>>>>

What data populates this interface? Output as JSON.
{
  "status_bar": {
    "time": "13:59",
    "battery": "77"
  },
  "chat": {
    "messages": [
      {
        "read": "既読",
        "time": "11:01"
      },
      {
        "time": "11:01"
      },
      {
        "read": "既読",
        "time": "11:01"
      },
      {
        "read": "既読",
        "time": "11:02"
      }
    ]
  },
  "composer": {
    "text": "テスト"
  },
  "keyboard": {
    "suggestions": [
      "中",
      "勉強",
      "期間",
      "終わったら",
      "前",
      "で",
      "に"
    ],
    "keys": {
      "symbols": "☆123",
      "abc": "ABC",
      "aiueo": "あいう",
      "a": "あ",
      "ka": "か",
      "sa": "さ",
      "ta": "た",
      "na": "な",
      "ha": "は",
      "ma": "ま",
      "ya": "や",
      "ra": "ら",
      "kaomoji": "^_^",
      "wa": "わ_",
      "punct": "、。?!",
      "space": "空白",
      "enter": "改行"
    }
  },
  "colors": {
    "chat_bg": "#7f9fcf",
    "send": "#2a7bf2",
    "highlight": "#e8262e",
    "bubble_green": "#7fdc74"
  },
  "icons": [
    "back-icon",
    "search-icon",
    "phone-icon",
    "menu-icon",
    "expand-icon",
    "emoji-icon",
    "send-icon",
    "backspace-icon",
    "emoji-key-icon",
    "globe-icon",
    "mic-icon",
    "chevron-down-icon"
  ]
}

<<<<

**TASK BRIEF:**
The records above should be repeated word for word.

**TASK RESPONSE:**
What data populates this interface? Output as JSON.
{
  "status_bar": {
    "time": "13:59",
    "battery": "77"
  },
  "chat": {
    "messages": [
      {
        "read": "既読",
        "time": "11:01"
      },
      {
        "time": "11:01"
      },
      {
        "read": "既読",
        "time": "11:01"
      },
      {
        "read": "既読",
        "time": "11:02"
      }
    ]
  },
  "composer": {
    "text": "テスト"
  },
  "keyboard": {
    "suggestions": [
      "中",
      "勉強",
      "期間",
      "終わったら",
      "前",
      "で",
      "に"
    ],
    "keys": {
      "symbols": "☆123",
      "abc": "ABC",
      "aiueo": "あいう",
      "a": "あ",
      "ka": "か",
      "sa": "さ",
      "ta": "た",
      "na": "な",
      "ha": "は",
      "ma": "ま",
      "ya": "や",
      "ra": "ら",
      "kaomoji": "^_^",
      "wa": "わ_",
      "punct": "、。?!",
      "space": "空白",
      "enter": "改行"
    }
  },
  "colors": {
    "chat_bg": "#7f9fcf",
    "send": "#2a7bf2",
    "highlight": "#e8262e",
    "bubble_green": "#7fdc74"
  },
  "icons": [
    "back-icon",
    "search-icon",
    "phone-icon",
    "menu-icon",
    "expand-icon",
    "emoji-icon",
    "send-icon",
    "backspace-icon",
    "emoji-key-icon",
    "globe-icon",
    "mic-icon",
    "chevron-down-icon"
  ]
}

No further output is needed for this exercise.